● PROBLEM DETAILS: Copy all the lines of the data that include the word "active".

● RECORDS:
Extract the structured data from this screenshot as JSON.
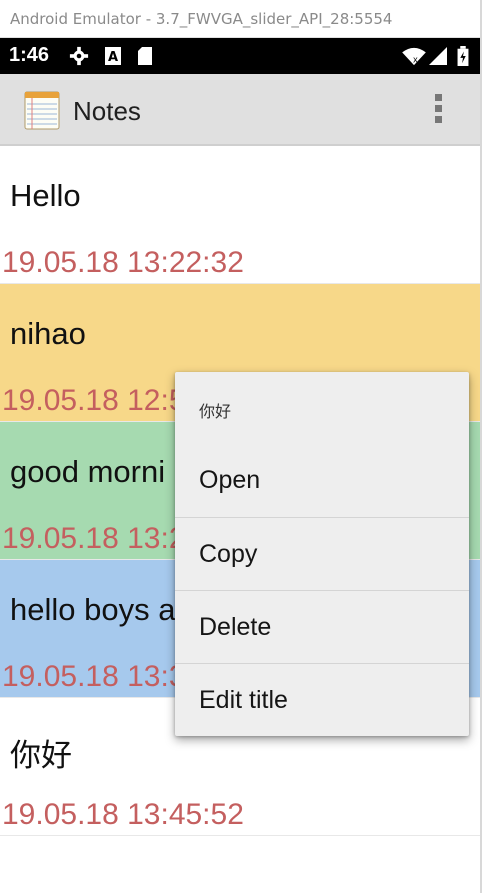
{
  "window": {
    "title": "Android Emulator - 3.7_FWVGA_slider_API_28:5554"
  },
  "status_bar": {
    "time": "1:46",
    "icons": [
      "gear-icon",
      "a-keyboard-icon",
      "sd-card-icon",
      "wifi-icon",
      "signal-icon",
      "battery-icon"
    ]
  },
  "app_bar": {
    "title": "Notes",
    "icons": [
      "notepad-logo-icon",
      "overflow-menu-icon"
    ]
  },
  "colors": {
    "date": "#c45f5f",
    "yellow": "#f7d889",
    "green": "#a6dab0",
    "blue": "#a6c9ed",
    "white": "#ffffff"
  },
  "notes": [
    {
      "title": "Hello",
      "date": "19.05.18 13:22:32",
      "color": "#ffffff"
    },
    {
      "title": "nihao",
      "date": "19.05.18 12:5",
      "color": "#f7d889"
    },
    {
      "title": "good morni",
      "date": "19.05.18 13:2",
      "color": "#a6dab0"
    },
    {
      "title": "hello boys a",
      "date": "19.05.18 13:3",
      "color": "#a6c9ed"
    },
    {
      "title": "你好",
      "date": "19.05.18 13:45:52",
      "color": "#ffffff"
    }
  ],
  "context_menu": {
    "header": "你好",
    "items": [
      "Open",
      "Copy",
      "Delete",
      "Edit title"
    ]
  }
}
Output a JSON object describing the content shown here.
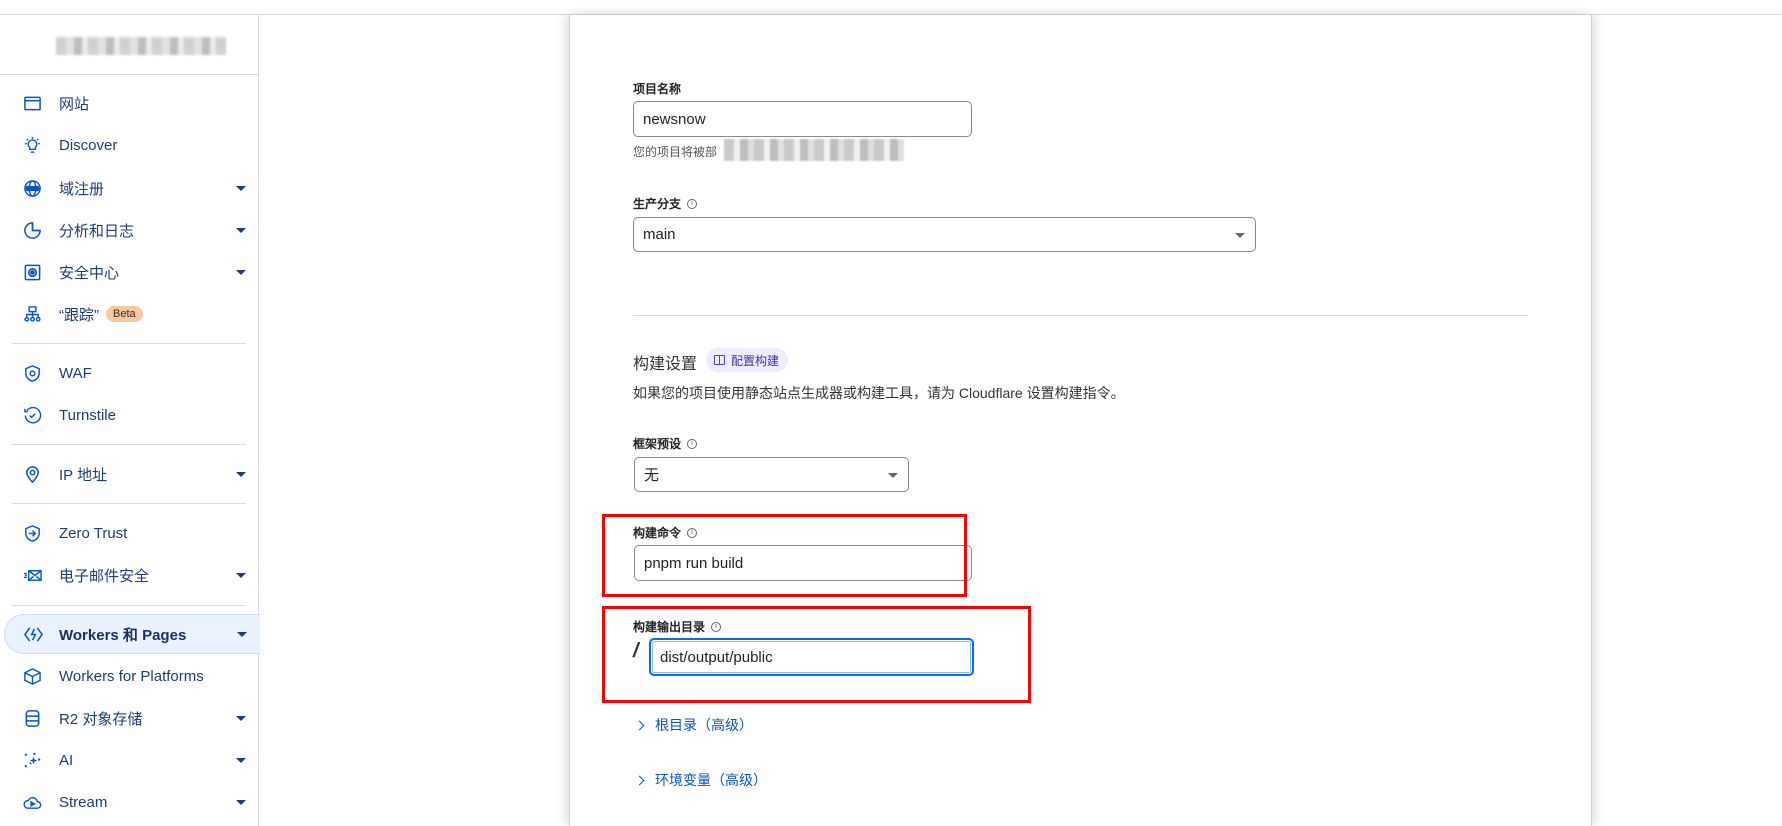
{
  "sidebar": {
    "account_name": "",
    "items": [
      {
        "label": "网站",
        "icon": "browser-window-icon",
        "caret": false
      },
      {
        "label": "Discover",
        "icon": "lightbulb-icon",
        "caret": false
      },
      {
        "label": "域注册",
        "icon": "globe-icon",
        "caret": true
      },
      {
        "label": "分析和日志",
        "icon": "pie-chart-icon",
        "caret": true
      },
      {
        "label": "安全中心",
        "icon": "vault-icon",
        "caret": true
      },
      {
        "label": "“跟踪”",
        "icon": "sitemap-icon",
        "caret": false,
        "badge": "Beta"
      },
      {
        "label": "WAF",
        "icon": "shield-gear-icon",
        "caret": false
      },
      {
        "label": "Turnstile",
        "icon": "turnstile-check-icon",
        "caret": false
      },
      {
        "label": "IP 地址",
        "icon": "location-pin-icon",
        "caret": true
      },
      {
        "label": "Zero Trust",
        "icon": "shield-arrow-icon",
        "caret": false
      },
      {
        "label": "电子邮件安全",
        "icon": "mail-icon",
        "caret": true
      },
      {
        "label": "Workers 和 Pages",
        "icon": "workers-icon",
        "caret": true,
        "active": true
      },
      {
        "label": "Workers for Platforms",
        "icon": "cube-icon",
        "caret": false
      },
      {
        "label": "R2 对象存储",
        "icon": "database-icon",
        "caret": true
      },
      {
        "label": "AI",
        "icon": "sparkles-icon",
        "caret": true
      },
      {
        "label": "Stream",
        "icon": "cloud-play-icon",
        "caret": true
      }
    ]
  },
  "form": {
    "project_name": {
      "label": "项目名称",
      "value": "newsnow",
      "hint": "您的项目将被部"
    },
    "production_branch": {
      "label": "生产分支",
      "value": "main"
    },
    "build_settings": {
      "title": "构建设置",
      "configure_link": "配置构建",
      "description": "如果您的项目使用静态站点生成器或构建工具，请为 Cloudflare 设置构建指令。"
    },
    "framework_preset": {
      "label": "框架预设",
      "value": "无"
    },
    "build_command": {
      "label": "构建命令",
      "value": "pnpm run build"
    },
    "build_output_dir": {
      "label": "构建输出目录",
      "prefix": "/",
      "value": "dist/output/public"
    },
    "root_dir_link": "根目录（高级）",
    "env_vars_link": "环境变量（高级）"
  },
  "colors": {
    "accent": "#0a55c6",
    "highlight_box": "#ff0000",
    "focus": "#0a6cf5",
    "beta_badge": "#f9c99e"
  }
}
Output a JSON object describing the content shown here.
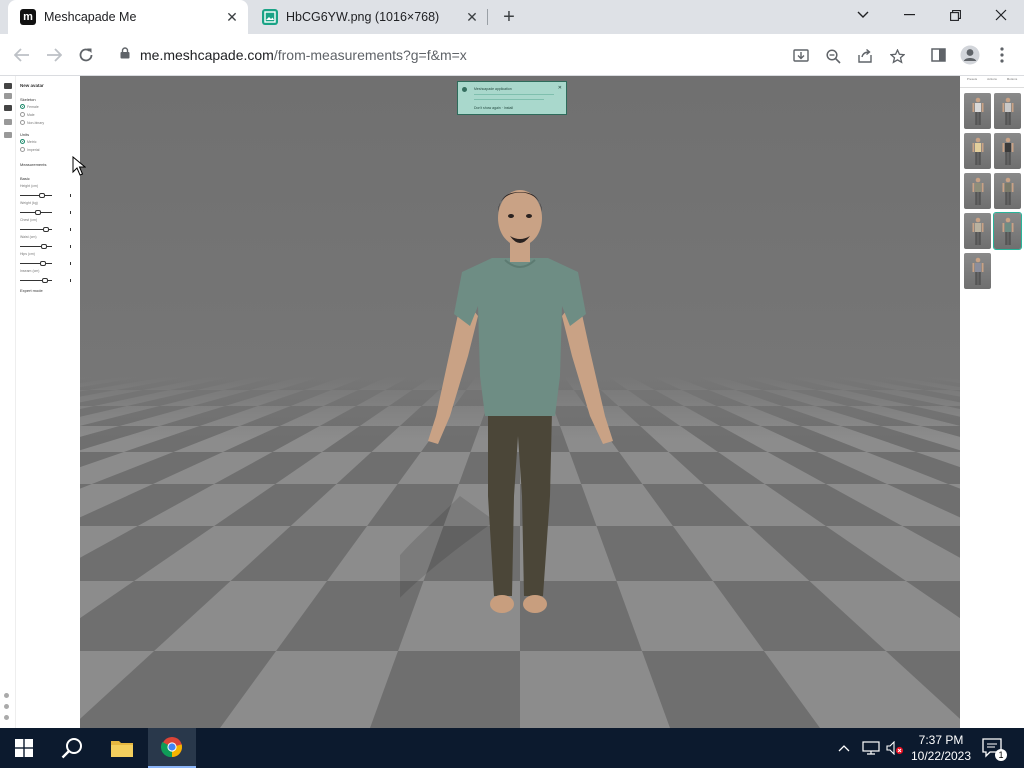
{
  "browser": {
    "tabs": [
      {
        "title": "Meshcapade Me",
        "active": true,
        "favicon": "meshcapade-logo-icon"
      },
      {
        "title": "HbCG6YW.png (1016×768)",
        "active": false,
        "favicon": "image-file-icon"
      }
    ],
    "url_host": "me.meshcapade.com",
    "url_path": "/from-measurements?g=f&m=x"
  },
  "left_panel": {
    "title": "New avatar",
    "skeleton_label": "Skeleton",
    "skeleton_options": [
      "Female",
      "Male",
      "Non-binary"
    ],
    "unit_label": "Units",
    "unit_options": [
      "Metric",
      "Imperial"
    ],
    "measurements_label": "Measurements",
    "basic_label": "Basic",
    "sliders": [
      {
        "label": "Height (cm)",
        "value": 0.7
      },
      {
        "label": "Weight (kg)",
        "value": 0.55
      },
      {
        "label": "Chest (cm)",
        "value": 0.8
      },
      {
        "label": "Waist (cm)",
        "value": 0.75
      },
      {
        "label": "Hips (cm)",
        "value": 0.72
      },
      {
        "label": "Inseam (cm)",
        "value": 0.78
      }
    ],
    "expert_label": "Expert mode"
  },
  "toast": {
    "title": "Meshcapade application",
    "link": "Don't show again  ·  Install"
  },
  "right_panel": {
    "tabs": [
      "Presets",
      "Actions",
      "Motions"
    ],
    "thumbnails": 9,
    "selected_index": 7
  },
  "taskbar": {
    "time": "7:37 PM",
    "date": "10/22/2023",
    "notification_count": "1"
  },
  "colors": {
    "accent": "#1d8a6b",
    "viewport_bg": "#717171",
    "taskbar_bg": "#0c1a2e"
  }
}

● SOLUTION BELOW:
        "active": true
        "active": true,
        "active": false,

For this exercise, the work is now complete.